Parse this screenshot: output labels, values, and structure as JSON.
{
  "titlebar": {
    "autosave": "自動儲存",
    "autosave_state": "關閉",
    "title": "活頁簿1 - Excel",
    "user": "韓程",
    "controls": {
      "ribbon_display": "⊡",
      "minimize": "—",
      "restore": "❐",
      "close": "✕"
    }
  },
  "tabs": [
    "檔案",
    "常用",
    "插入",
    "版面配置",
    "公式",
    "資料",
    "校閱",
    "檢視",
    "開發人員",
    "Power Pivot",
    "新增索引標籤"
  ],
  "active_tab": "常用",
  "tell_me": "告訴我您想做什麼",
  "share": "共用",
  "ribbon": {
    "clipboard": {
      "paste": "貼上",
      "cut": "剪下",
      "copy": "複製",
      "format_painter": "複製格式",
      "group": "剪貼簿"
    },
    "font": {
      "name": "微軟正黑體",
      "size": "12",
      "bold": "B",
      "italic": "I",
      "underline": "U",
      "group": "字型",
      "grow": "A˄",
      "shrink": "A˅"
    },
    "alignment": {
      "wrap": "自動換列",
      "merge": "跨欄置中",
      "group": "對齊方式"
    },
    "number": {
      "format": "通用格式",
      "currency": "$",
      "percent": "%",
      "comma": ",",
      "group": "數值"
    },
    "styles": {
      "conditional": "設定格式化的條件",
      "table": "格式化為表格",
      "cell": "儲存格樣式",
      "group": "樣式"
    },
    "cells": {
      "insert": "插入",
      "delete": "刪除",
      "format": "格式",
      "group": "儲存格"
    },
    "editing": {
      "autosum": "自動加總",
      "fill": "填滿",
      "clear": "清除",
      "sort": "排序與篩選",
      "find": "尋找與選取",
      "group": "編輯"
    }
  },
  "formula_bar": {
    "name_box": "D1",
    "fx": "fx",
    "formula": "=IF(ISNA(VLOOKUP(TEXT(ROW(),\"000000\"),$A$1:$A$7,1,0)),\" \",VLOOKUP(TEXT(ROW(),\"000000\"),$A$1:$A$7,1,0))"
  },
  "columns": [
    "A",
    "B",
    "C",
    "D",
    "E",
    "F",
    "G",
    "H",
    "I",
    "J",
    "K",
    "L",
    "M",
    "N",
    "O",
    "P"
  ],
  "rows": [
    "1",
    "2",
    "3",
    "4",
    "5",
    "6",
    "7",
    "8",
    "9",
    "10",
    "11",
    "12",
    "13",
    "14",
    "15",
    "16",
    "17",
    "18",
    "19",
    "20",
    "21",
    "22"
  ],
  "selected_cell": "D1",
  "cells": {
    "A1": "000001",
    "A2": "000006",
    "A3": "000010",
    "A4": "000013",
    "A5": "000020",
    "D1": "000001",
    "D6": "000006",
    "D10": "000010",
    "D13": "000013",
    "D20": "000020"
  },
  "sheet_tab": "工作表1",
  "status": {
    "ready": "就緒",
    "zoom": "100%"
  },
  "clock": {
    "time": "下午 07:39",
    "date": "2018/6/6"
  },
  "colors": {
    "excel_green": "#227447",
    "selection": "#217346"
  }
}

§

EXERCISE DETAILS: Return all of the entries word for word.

YOUR SOLUTION:
Parse this screenshot: output labels, values, and structure as JSON.
{
  "titlebar": {
    "autosave": "自動儲存",
    "autosave_state": "關閉",
    "title": "活頁簿1 - Excel",
    "user": "韓程",
    "controls": {
      "ribbon_display": "⊡",
      "minimize": "—",
      "restore": "❐",
      "close": "✕"
    }
  },
  "tabs": [
    "檔案",
    "常用",
    "插入",
    "版面配置",
    "公式",
    "資料",
    "校閱",
    "檢視",
    "開發人員",
    "Power Pivot",
    "新增索引標籤"
  ],
  "active_tab": "常用",
  "tell_me": "告訴我您想做什麼",
  "share": "共用",
  "ribbon": {
    "clipboard": {
      "paste": "貼上",
      "cut": "剪下",
      "copy": "複製",
      "format_painter": "複製格式",
      "group": "剪貼簿"
    },
    "font": {
      "name": "微軟正黑體",
      "size": "12",
      "bold": "B",
      "italic": "I",
      "underline": "U",
      "group": "字型",
      "grow": "A˄",
      "shrink": "A˅"
    },
    "alignment": {
      "wrap": "自動換列",
      "merge": "跨欄置中",
      "group": "對齊方式"
    },
    "number": {
      "format": "通用格式",
      "currency": "$",
      "percent": "%",
      "comma": ",",
      "group": "數值"
    },
    "styles": {
      "conditional": "設定格式化的條件",
      "table": "格式化為表格",
      "cell": "儲存格樣式",
      "group": "樣式"
    },
    "cells": {
      "insert": "插入",
      "delete": "刪除",
      "format": "格式",
      "group": "儲存格"
    },
    "editing": {
      "autosum": "自動加總",
      "fill": "填滿",
      "clear": "清除",
      "sort": "排序與篩選",
      "find": "尋找與選取",
      "group": "編輯"
    }
  },
  "formula_bar": {
    "name_box": "D1",
    "fx": "fx",
    "formula": "=IF(ISNA(VLOOKUP(TEXT(ROW(),\"000000\"),$A$1:$A$7,1,0)),\" \",VLOOKUP(TEXT(ROW(),\"000000\"),$A$1:$A$7,1,0))"
  },
  "columns": [
    "A",
    "B",
    "C",
    "D",
    "E",
    "F",
    "G",
    "H",
    "I",
    "J",
    "K",
    "L",
    "M",
    "N",
    "O",
    "P"
  ],
  "rows": [
    "1",
    "2",
    "3",
    "4",
    "5",
    "6",
    "7",
    "8",
    "9",
    "10",
    "11",
    "12",
    "13",
    "14",
    "15",
    "16",
    "17",
    "18",
    "19",
    "20",
    "21",
    "22"
  ],
  "selected_cell": "D1",
  "cells": {
    "A1": "000001",
    "A2": "000006",
    "A3": "000010",
    "A4": "000013",
    "A5": "000020",
    "D1": "000001",
    "D6": "000006",
    "D10": "000010",
    "D13": "000013",
    "D20": "000020"
  },
  "sheet_tab": "工作表1",
  "status": {
    "ready": "就緒",
    "zoom": "100%"
  },
  "clock": {
    "time": "下午 07:39",
    "date": "2018/6/6"
  },
  "colors": {
    "excel_green": "#227447",
    "selection": "#217346"
  }
}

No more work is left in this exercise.